The Tillamook District includes part of one of Oregon’s first rail lines. In 1867, the Oregon Central Railroad Company had been incorporated to build a line toward Forest Grove and McMinnville, a route requiring heavy construction through the hills west of Portland. After a number of physical and financial problems, the first 20 miles from Portland to Hillsboro were completed December 18, 1871. Today, P&W’s track from Lombard Street crossing in Beaverton to Hillsboro is part of the old Oregon Central.
The Northern Pacific Railway Company, which included track that is now part of the Portland & Western Railroad, contracted with the Harlan and Hollingsworth Company to build what was called the “Iron Steam Transfer Boat” for $40,000. The mighty Tacoma, built to transpor steam trains across the Columbia River, was built in Delaware but disassembled, boxed and shipped off to Oregon. The Train Ferry was then delivered in 57,179 pieces and reassembled in the summer of 1883 at Smith Bros. and Watson in Portland, Oregon, taking the mark as the second largest ferry in the world.

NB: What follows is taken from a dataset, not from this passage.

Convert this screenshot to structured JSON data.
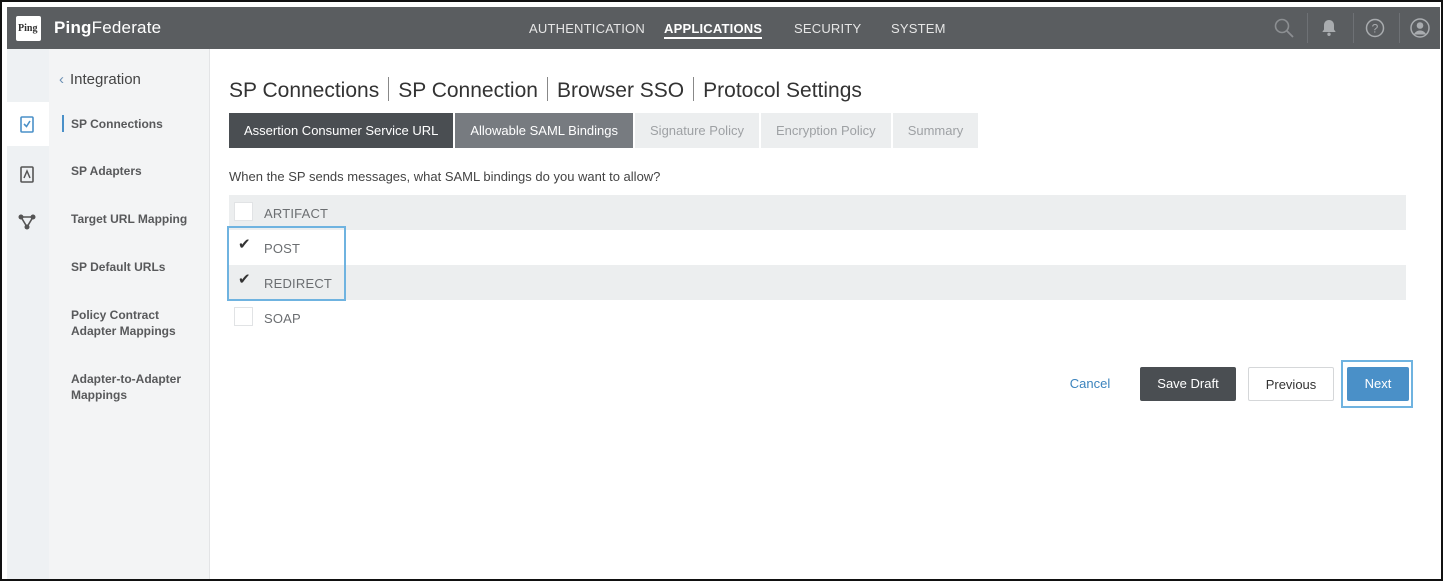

The Astoria Line between Willbridge and Goble–35 miles–is of historic significance, having been first operated by Northern Pacific Railroad Company, October 1884, as part of its route between Portland and Tacoma. A ferry carried cars and locomotives across the Columbia River between Goble and Kalama until June 25, 1908, when massive new bridges opened across the Columbia and Willamette Rivers to link Vancouver, Washington and Portland. Trackage along the Washington side of the Columbia then became the main rail route between Portland and Puget Sound, and the Goble-Willbridge line, which had been extended to Astoria in 1898, was relegated to branch line status.